Housewarming

Article published on July 20, 2005
Article published on July 20, 2005

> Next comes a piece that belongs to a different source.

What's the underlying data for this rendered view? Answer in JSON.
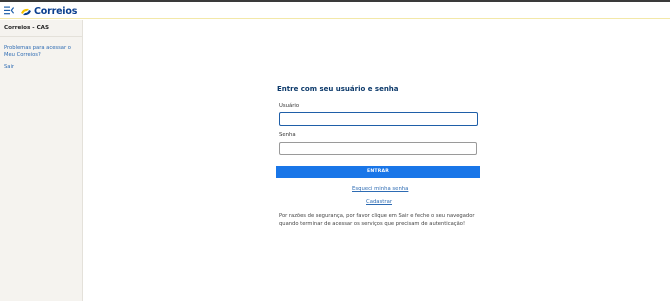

When in France, should a new-found friend invite you to their pendaison de crémaillère ('We’re going to hang what?!'), do not be alarmed. They are in fact inviting you to celebrate a boozy evening in their new home. The expression refers to the pot hanger (crémaillère), symbol of a bygone era when the French used this toothed iron rod to hang the cooking pot in the fireplace. The action of 'hanging the crémaillère' symbolised the future well-being of the family, well housed and fed in their new abode. The idea of a warm and friendly hearth can also be found in the English expression housewarming. Meanwhile, our Polish friends celebrate a Parapetuwa, from the French parapet, meaning windowsill, which is the only place in an apartment where you can place things when there is no furniture. In short, be assured that there is no need to panic! One piece of advice though, when it comes to celebrating your own housewarming, follow the Polish example and do so in an empty flat in order to avoid damage!